This has important implications for habitual residents of Spain where, owing to century-old laws, children have an automatic entitlement to two thirds of the estate.
According to Regulation (EU) No 650/2012 this choice […] shall be made expressly in a declaration in the form of a disposition of property (will or codicil) or shall be demonstrated by the terms of such a disposition (impliedly).
To avoid uncertainty, habitual residents of Spain who already have a will (Spanish or foreign) need to check if it contains a term(s) that indicates that the national law, sometimes described as personal law, will apply to the inheritance.
Most wills I have come across do state this when noting that the testator’s wishes are in accordance to his or her national/personal law, which in my opinion – and that of most lawyers – suffices and therefore, a new will is not required.
Where there is no provision to the effect in a will and the testator wishes to avoid the application of Spanish succession laws, we recommend drafting a new will introducing a clause of choice of applicable law.
The Regulation does not deal with taxes as these are -unavoidably- to be paid in Spain in respect to […] assets located in or rights that are fulfilled or exercised in Spain, irrespective where the testator is a resident of.
Finally, the Regulation introduces a European Certificate of Succession to avoid lengthy, complex and expensive legal procedures where a foreign will is to be enforced in a member state.

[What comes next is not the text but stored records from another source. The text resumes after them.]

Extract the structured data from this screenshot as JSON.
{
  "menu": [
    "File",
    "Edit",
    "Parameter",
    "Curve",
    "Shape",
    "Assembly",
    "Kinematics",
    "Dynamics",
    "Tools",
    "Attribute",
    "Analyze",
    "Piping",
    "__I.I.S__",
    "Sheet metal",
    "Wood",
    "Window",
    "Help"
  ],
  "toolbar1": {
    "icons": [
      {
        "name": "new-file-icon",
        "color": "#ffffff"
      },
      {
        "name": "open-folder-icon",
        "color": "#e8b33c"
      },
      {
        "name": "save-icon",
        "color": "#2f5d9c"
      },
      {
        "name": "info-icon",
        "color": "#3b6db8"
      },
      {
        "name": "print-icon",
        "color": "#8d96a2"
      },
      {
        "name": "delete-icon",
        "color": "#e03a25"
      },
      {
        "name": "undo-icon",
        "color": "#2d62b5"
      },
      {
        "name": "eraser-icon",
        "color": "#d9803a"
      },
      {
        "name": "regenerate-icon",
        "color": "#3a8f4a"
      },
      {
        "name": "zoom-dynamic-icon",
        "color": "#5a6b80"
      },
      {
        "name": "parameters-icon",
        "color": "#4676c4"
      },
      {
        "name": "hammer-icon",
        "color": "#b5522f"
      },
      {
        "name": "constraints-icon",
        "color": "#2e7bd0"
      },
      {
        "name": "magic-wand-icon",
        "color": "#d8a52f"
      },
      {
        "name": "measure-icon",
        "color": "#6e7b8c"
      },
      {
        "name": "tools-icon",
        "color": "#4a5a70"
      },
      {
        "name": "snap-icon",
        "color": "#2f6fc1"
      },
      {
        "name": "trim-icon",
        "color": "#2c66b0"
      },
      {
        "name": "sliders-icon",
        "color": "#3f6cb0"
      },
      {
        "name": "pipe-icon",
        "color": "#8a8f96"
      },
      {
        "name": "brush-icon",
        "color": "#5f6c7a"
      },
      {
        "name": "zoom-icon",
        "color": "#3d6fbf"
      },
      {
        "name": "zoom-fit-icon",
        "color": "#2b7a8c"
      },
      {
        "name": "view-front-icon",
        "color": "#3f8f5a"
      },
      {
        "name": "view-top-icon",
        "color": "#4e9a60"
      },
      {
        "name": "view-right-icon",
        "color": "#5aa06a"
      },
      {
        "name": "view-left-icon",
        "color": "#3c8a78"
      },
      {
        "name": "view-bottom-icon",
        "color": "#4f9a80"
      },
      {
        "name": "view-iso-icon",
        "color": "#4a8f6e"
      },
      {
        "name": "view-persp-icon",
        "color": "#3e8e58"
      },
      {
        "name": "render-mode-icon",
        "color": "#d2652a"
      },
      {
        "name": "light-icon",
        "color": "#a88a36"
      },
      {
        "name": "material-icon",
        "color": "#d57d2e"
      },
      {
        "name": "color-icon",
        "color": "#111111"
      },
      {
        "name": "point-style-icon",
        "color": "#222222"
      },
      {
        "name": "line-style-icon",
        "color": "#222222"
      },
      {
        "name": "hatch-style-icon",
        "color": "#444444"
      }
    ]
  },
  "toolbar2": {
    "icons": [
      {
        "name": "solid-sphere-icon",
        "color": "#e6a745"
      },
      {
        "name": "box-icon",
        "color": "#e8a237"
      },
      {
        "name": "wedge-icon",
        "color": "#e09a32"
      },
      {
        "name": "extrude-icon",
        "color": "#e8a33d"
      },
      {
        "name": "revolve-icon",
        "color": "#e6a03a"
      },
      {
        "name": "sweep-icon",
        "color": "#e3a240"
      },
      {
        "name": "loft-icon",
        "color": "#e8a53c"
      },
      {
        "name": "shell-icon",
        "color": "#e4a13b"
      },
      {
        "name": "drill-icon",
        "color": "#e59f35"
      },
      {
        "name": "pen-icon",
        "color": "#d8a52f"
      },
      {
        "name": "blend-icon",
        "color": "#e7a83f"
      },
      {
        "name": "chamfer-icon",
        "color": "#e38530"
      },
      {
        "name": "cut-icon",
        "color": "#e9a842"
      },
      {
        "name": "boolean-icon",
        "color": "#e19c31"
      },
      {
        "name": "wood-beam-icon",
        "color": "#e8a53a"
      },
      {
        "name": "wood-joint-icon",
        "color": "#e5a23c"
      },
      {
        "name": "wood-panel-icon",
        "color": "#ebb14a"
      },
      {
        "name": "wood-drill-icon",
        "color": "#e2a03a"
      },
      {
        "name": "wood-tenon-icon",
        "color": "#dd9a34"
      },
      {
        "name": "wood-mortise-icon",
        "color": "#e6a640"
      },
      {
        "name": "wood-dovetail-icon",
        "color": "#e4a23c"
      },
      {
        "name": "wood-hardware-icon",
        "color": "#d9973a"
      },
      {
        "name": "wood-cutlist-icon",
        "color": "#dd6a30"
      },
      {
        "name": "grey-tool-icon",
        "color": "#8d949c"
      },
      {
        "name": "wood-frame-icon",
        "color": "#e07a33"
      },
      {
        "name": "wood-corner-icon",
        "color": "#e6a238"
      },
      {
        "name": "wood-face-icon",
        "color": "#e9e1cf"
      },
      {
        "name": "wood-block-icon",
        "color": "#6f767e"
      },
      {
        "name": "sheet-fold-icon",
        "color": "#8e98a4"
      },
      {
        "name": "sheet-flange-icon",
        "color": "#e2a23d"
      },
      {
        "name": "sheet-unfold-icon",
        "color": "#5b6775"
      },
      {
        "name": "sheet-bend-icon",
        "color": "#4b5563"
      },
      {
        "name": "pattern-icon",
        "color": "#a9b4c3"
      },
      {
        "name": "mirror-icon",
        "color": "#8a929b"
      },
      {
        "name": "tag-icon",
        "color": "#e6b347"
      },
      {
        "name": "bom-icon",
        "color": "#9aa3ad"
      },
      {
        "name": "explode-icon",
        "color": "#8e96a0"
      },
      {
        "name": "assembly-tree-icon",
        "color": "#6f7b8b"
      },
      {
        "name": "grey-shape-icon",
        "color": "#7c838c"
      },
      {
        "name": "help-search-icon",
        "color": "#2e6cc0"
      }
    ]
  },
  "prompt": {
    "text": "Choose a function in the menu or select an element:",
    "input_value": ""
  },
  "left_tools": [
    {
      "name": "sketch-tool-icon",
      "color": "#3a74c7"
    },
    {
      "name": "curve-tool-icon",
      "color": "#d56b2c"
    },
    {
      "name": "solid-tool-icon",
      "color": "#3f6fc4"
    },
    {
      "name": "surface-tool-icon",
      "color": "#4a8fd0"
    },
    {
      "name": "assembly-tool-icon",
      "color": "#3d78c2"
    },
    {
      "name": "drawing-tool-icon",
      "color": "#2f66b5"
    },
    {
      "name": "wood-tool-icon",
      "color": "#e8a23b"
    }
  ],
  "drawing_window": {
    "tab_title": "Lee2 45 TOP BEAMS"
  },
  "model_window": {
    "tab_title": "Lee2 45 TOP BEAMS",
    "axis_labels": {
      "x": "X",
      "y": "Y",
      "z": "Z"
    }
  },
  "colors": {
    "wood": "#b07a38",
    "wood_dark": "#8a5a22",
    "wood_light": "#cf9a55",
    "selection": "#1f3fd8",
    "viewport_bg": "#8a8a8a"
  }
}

Note: please be advised that the UK and Ireland are not taking part in this Regulation and are not bound by it or subject to its application. Therefore, the European Certificate of Succession will not be issued in these member states.